The Matthew Effect and Federal Taxation
Martin J. McMahon, Jr.
University of Florida - Levin College of Law
Boston College Law Review, Vol. 45, p. 993, 2004
This article first examines in detail the increasing concentration of income and wealth in the top one percent, and particularly within much narrower cohorts near the top of the top one percent, that has occurred over the past twenty-five years. It demonstrates the strong Matthew effect in incomes in the United States over that period. The super-rich are pulling away from everyone by so much and at a rate so fast that the fact that incomes of many households at the bottom and in the middle have stagnated, or even fallen in constant dollars, has been obscured by ever increasing per capita income.

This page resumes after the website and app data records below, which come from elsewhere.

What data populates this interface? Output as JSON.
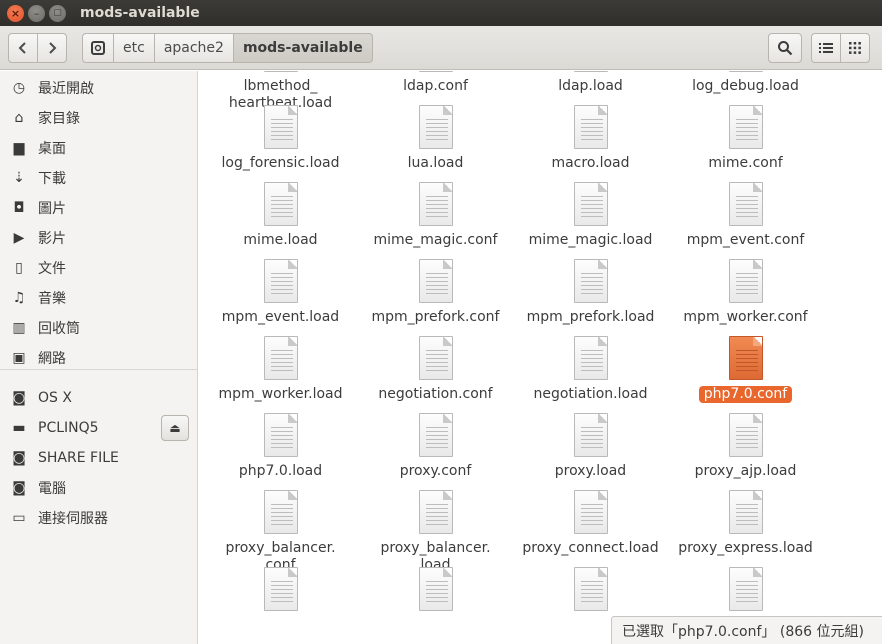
{
  "window": {
    "title": "mods-available"
  },
  "breadcrumb": {
    "root_icon": "drive-icon",
    "items": [
      "etc",
      "apache2",
      "mods-available"
    ]
  },
  "sidebar": {
    "places": [
      {
        "label": "最近開啟",
        "icon": "clock-icon"
      },
      {
        "label": "家目錄",
        "icon": "home-icon"
      },
      {
        "label": "桌面",
        "icon": "folder-icon"
      },
      {
        "label": "下載",
        "icon": "download-icon"
      },
      {
        "label": "圖片",
        "icon": "camera-icon"
      },
      {
        "label": "影片",
        "icon": "video-icon"
      },
      {
        "label": "文件",
        "icon": "document-icon"
      },
      {
        "label": "音樂",
        "icon": "music-icon"
      },
      {
        "label": "回收筒",
        "icon": "trash-icon"
      },
      {
        "label": "網路",
        "icon": "network-icon"
      }
    ],
    "devices": [
      {
        "label": "OS X",
        "icon": "drive-icon"
      },
      {
        "label": "PCLINQ5",
        "icon": "disk-icon"
      },
      {
        "label": "SHARE FILE",
        "icon": "drive-icon"
      },
      {
        "label": "電腦",
        "icon": "drive-icon"
      },
      {
        "label": "連接伺服器",
        "icon": "server-icon"
      }
    ]
  },
  "files": [
    "lbmethod_\nheartbeat.load",
    "ldap.conf",
    "ldap.load",
    "log_debug.load",
    "log_forensic.load",
    "lua.load",
    "macro.load",
    "mime.conf",
    "mime.load",
    "mime_magic.conf",
    "mime_magic.load",
    "mpm_event.conf",
    "mpm_event.load",
    "mpm_prefork.conf",
    "mpm_prefork.load",
    "mpm_worker.conf",
    "mpm_worker.load",
    "negotiation.conf",
    "negotiation.load",
    "php7.0.conf",
    "php7.0.load",
    "proxy.conf",
    "proxy.load",
    "proxy_ajp.load",
    "proxy_balancer.\nconf",
    "proxy_balancer.\nload",
    "proxy_connect.load",
    "proxy_express.load"
  ],
  "selected_file": "php7.0.conf",
  "status": {
    "text": "已選取「php7.0.conf」 (866 位元組)"
  },
  "colors": {
    "accent": "#e9662c",
    "highlight_box": "#d32027",
    "titlebar": "#3c3b37"
  }
}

The article then examines changing effective federal tax rates over the last two decades of the twentieth century. By the close of the twentieth century the tax system was not raising revenue as fairly and was doing less to mitigate inequality than it had in the middle of that century. Tax legislation in the twenty-first century continued this trend by providing tax cuts very disproportionately in favor of those at the top of the income pyramid with very small tax cuts going to everyone else.
The article then demonstrates that economic theory does not support the argument that the tax cuts were necessary to spur incentives to save and invest and to work, and that the empirical evidence of the effect of tax cuts on savings and investment clearly contradicts the claims made by supporters of the tax cuts. It examines the rapidly growing body of economic literature supporting the thesis that economic inequality impedes economic growth rather than fostering it, and concludes that because the tax cuts increase inequality, they probably impede economic growth.
After analyzing the economic issues, the article discusses the philosophical basis for a highly redistributive tax system, arguing that in a modern industrialized democracy, most of what everyone earns is attributable to infrastructure created by society acting as a whole, principally through government. The article then examines the paradox of public concern with increasing economic inequality, thinking it undesirable, and while simultaneously supporting tax cut legislation that in fact delivers vastly disproportionate benefits to the super-rich.
Finally, the article suggests that its time for the tax system to address these problems by substantially increasing progressivity at the top of the income pyramid. Future tax legislation ought to mitigate the Matthew effect, rather than enhance it.
Number of Pages in PDF File: 136
Keywords: Tax Policy, Progressive Taxation, Tax Rates
JEL Classification: D63, E62, H21, K34
Date posted: October 23, 2004